    Jul 2, 2005
    Austin, TX
  15. JimmyM


    Apr 11, 2005
    Apopka, FL
    Endorsing: Ampeg Amps, EMG Pickups
    Now see, this is something I would have gladly gone along with. I guess maybe it's because I sing a fair amount of leads in any band I'm in, but I absolutely hate to be forced to stand in the back behind everyone else. I do backup gigs where for obvious reasons I'm forced to stand in the back, but I absolutely hate it. For some reason, some bands think I actually want to stand in the back next to the drummer, but I couldn't care less about standing in the back so I can communicate with the drummer better. My communication with the drummer doesn't rely on eye contact or close proximity. I do agree that it's silly for a guy sitting in to be placed front and center, especially if he doesn't sing, but since I do, then it's fine by me ;)
  16. clanner
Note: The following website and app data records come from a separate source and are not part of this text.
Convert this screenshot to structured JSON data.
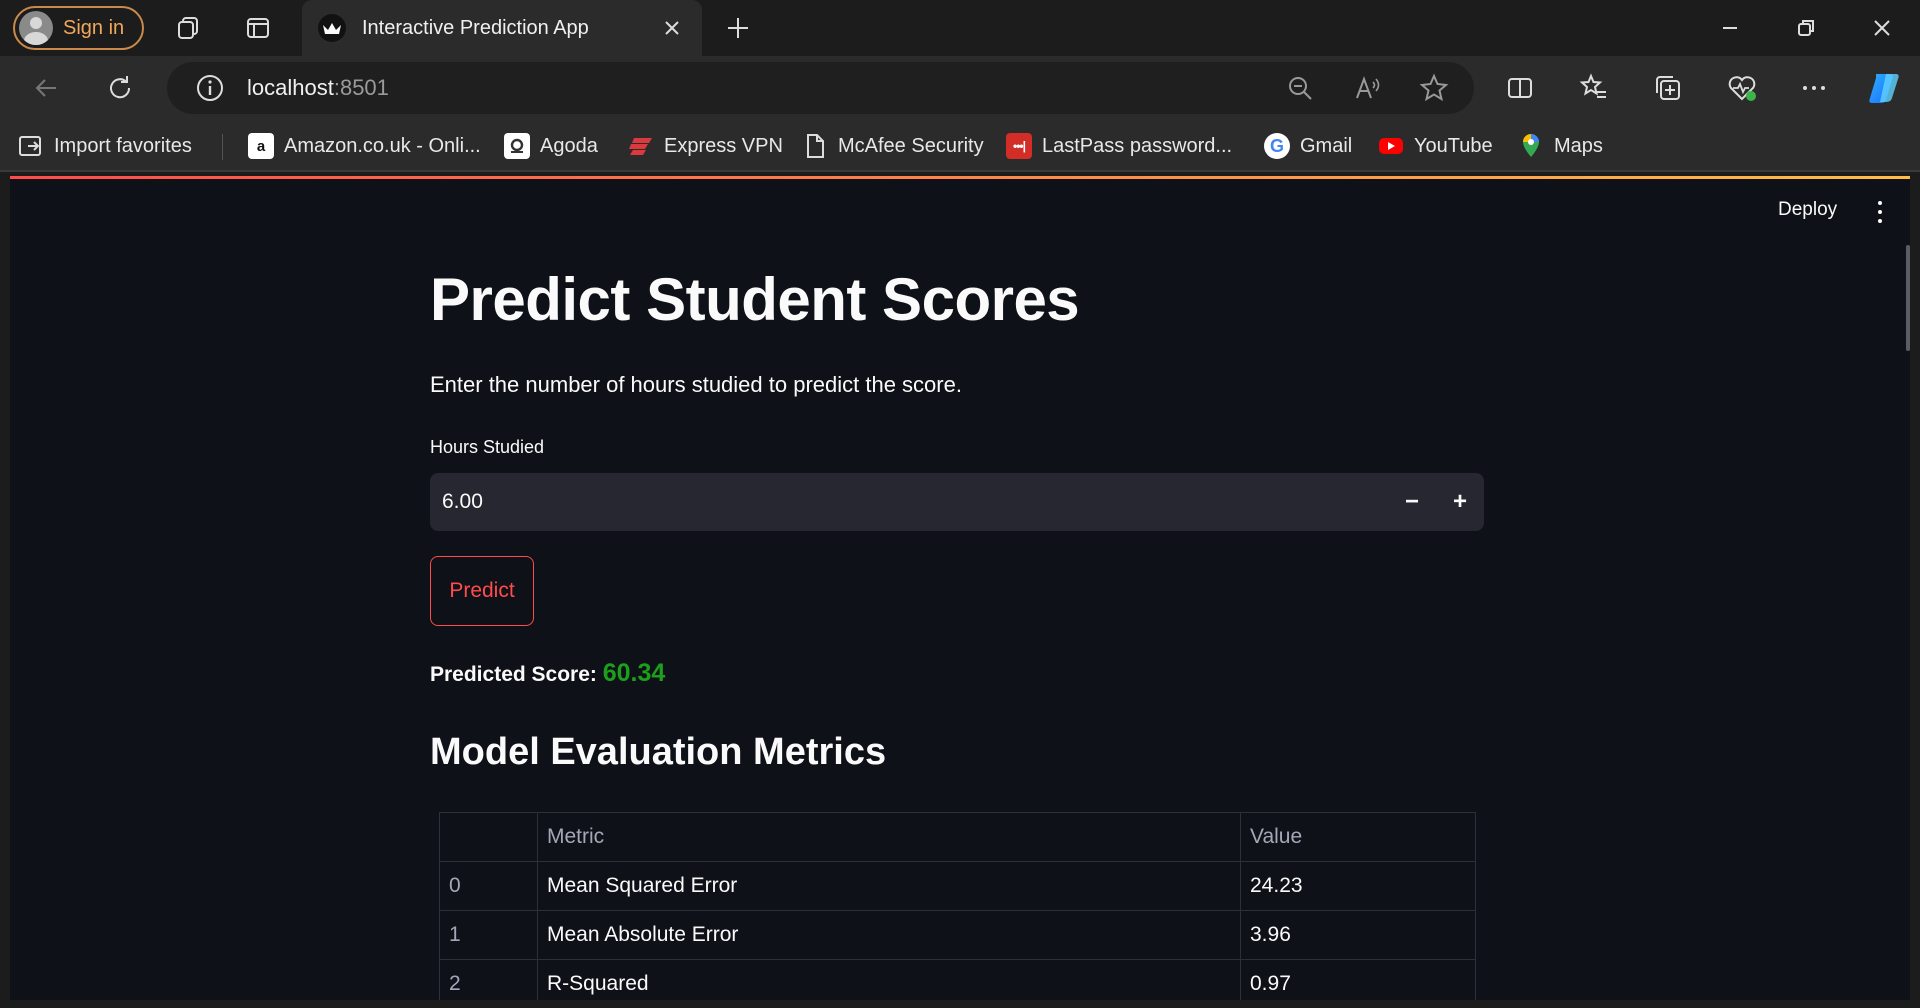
{
  "browser": {
    "sign_in_label": "Sign in",
    "tab_title": "Interactive Prediction App",
    "url_host": "localhost",
    "url_port": ":8501",
    "favorites": [
      {
        "label": "Import favorites",
        "icon": "import-icon"
      },
      {
        "label": "Amazon.co.uk - Onli...",
        "icon": "amazon-icon"
      },
      {
        "label": "Agoda",
        "icon": "agoda-icon"
      },
      {
        "label": "Express VPN",
        "icon": "expressvpn-icon"
      },
      {
        "label": "McAfee Security",
        "icon": "page-icon"
      },
      {
        "label": "LastPass password...",
        "icon": "lastpass-icon"
      },
      {
        "label": "Gmail",
        "icon": "google-icon"
      },
      {
        "label": "YouTube",
        "icon": "youtube-icon"
      },
      {
        "label": "Maps",
        "icon": "maps-icon"
      }
    ]
  },
  "app": {
    "deploy_label": "Deploy",
    "title": "Predict Student Scores",
    "subtitle": "Enter the number of hours studied to predict the score.",
    "input_label": "Hours Studied",
    "input_value": "6.00",
    "minus_label": "−",
    "plus_label": "+",
    "predict_label": "Predict",
    "result_label": "Predicted Score:",
    "result_value": "60.34",
    "metrics_title": "Model Evaluation Metrics",
    "table": {
      "headers": [
        "",
        "Metric",
        "Value"
      ],
      "rows": [
        [
          "0",
          "Mean Squared Error",
          "24.23"
        ],
        [
          "1",
          "Mean Absolute Error",
          "3.96"
        ],
        [
          "2",
          "R-Squared",
          "0.97"
        ]
      ]
    }
  },
  "colors": {
    "accent": "#ff4b4b",
    "result_green": "#1aa01a",
    "app_bg": "#0e1117"
  }
}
    clanner Token Black Guy.

    Apr 27, 2005
    ummmmm, marietta GA
    amp setup next to high hat aimed slightly inward. me, left center stage and everywhere else. just need to get my guitarist to have some more energy. (it's hard when you started off playin punk and go into some alternative stuff with humble people
  17. FriscoBassAce


    Dec 29, 2004
    Frisco, Texas
    Independent Manufacturers Representative
    I was reading through this thread, and I started to think about something. (Dangerous, I know!). Anyway, I stand on the hi-hat side near the drummer. One guitarist is to my left, and the other guitarist is on the opposite side of the stage.
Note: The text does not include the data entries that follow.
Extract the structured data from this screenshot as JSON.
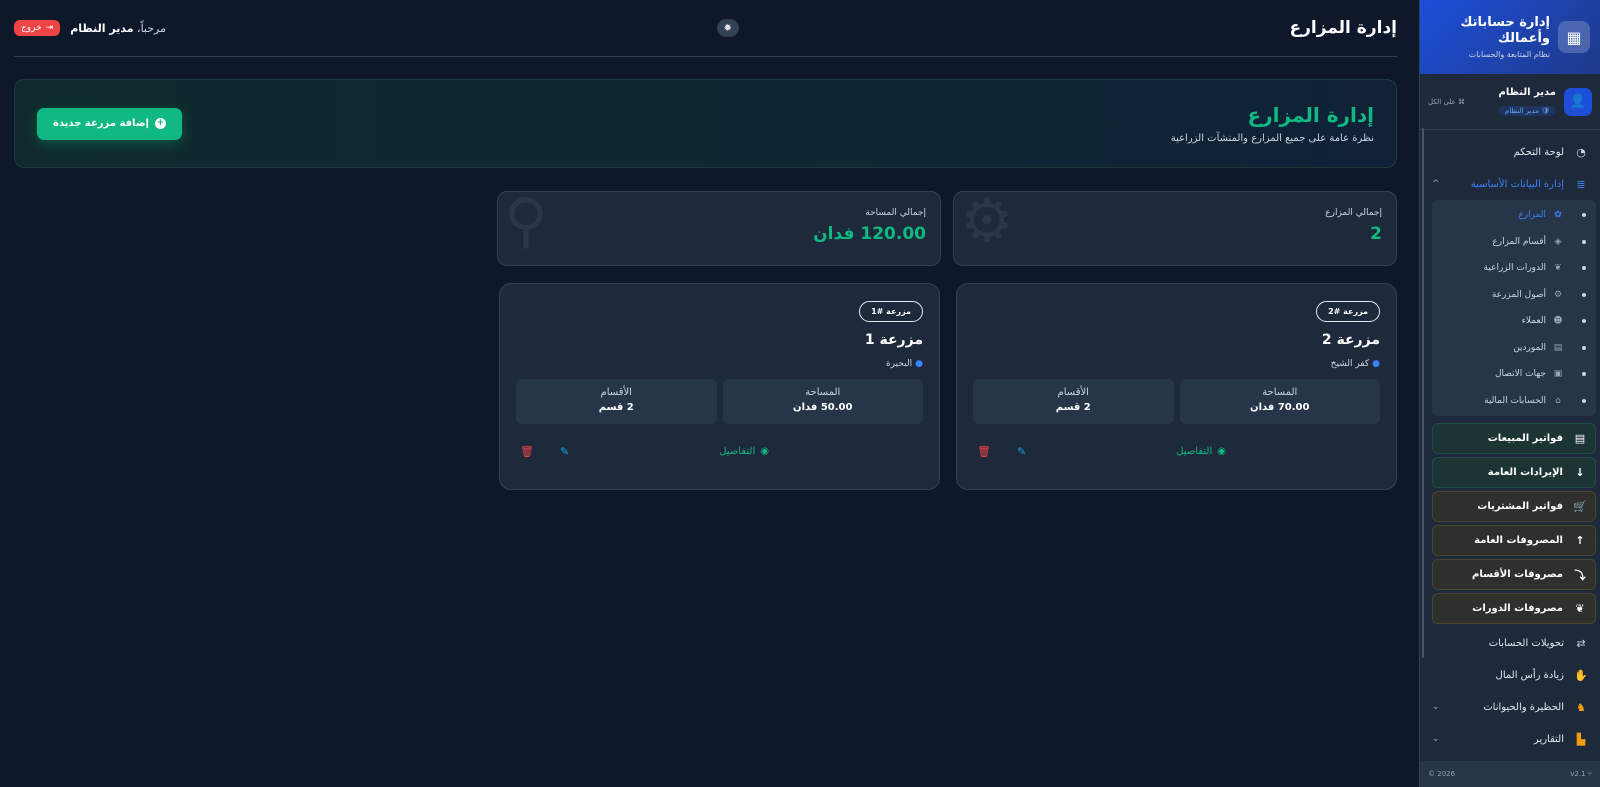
{
  "sidebar": {
    "brand_title": "إدارة حساباتك وأعمالك",
    "brand_subtitle": "نظام المتابعة والحسابات",
    "brand_icon": "calculator-icon",
    "user": {
      "name": "مدير النظام",
      "role": "مدير النظام",
      "scope": "على الكل"
    },
    "items": [
      {
        "label": "لوحة التحكم",
        "icon": "dashboard-icon"
      },
      {
        "label": "إدارة البيانات الأساسية",
        "icon": "database-icon"
      }
    ],
    "subitems": [
      {
        "label": "المزارع",
        "icon": "seedling-icon"
      },
      {
        "label": "أقسام المزارع",
        "icon": "layers-icon"
      },
      {
        "label": "الدورات الزراعية",
        "icon": "leaf-icon"
      },
      {
        "label": "أصول المزرعة",
        "icon": "gears-icon"
      },
      {
        "label": "العملاء",
        "icon": "users-icon"
      },
      {
        "label": "الموردين",
        "icon": "truck-icon"
      },
      {
        "label": "جهات الاتصال",
        "icon": "address-book-icon"
      },
      {
        "label": "الحسابات المالية",
        "icon": "bank-icon"
      }
    ],
    "boxed": [
      {
        "label": "فواتير المبيعات",
        "icon": "invoice-icon",
        "tone": "green"
      },
      {
        "label": "الإيرادات العامة",
        "icon": "arrow-down-icon",
        "tone": "green"
      },
      {
        "label": "فواتير المشتريات",
        "icon": "cart-icon",
        "tone": "amber"
      },
      {
        "label": "المصروفات العامة",
        "icon": "arrow-up-icon",
        "tone": "amber"
      },
      {
        "label": "مصروفات الأقسام",
        "icon": "split-arrow-icon",
        "tone": "amber"
      },
      {
        "label": "مصروفات الدورات",
        "icon": "leaf-icon",
        "tone": "amber"
      }
    ],
    "bottom": [
      {
        "label": "تحويلات الحسابات",
        "icon": "exchange-icon"
      },
      {
        "label": "زيادة رأس المال",
        "icon": "hand-money-icon"
      },
      {
        "label": "الحظيرة والحيوانات",
        "icon": "horse-icon"
      },
      {
        "label": "التقارير",
        "icon": "chart-icon"
      }
    ],
    "version": "v2.1",
    "copyright": "2026 ©"
  },
  "header": {
    "title": "إدارة المزارع",
    "welcome_prefix": "مرحباً،",
    "welcome_name": "مدير النظام",
    "logout_label": "خروج"
  },
  "hero": {
    "title": "إدارة المزارع",
    "subtitle": "نظرة عامة على جميع المزارع والمنشآت الزراعية",
    "add_button": "إضافة مزرعة جديدة"
  },
  "stats": [
    {
      "label": "إجمالي المزارع",
      "value": "2",
      "icon": "gears-icon"
    },
    {
      "label": "إجمالي المساحة",
      "value": "120.00 فدان",
      "icon": "map-pin-icon"
    }
  ],
  "farms": [
    {
      "badge": "مزرعة #2",
      "name": "مزرعة 2",
      "location": "كفر الشيخ",
      "area_label": "المساحة",
      "area_value": "70.00 فدان",
      "sections_label": "الأقسام",
      "sections_value": "2 قسم",
      "details_label": "التفاصيل"
    },
    {
      "badge": "مزرعة #1",
      "name": "مزرعة 1",
      "location": "البحيرة",
      "area_label": "المساحة",
      "area_value": "50.00 فدان",
      "sections_label": "الأقسام",
      "sections_value": "2 قسم",
      "details_label": "التفاصيل"
    }
  ],
  "colors": {
    "accent": "#10b981",
    "primary": "#3b82f6",
    "danger": "#ef4444",
    "background": "#0f172a",
    "surface": "#1e293b"
  }
}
    What I was thinking about was how many famous rock bands that are four-pieces usually have the bassist on the ride side, and the guitarist on the hi-hat side. Some examples:

    Van Halen
    Motley Crue
    The Who
    Led Zep

    See what I mean? All these bands had the bass players on the left side of the stage.

    So, does it really matter?
  18. popinfresh


    Dec 23, 2004
    Melbourne, Aus
    I try to be on the drummers right. If not, on the drummers left.
    It SHOULD go: Rythm Guitarist, Me, Singer, Lead Guitarist
    Lead, Me, Singer, Rythm.
    (mirror sides if you have to)

    The problem is, the lead singer thinks playing in a band is a popularity contest and ALWAYS tries to be in the centre, hence, kicking me out to the side away from the drummer.
    I've even started getting instances when i'm next to the drummer, and mid gig (even if I hang back to give the lead guitarist his solo minutes of 'fame') he'll swap his pedals around with mine and move over to the middle!!
  19. hammer2748


    Feb 22, 2002
    Hartford, CT
    When given the choice, I take my time to see where I'm most comfortable in terms of where I can hear everyone best in the mix. And actually, in most of my long-term band situations, everyone's been pretty flexible on this point.....up until my current band situation where our keyboard/guitar player is always on the right, always the same layout, always all the same gear, no matter how large/small the venue. His "office" space always needs to be the same. I'm on the drummer's right side. It's all good anyway, as the drummer and I have been working together through 3 bands over 13 years. I'm not sure it would matter where on the stage I am relative to him, as long as we hear each other.....and even when we couldn't hear each other well, we still knew where the other was heading.
  20. iriegnome

    iriegnome Bassstar style Supporting Member

    Nov 23, 2001
    Kenosha, WI 53140
    Well, I have actually thought about this over the years. I am more comfortable on the Tom (Stage Right) side of the stage, but I have played on both. We have gotten into a club where there was no room for me on the "Normal" side, so I set up where there was room. In general, my idols and the bassists that I have watched for eternity have all stood on the Tom side as well.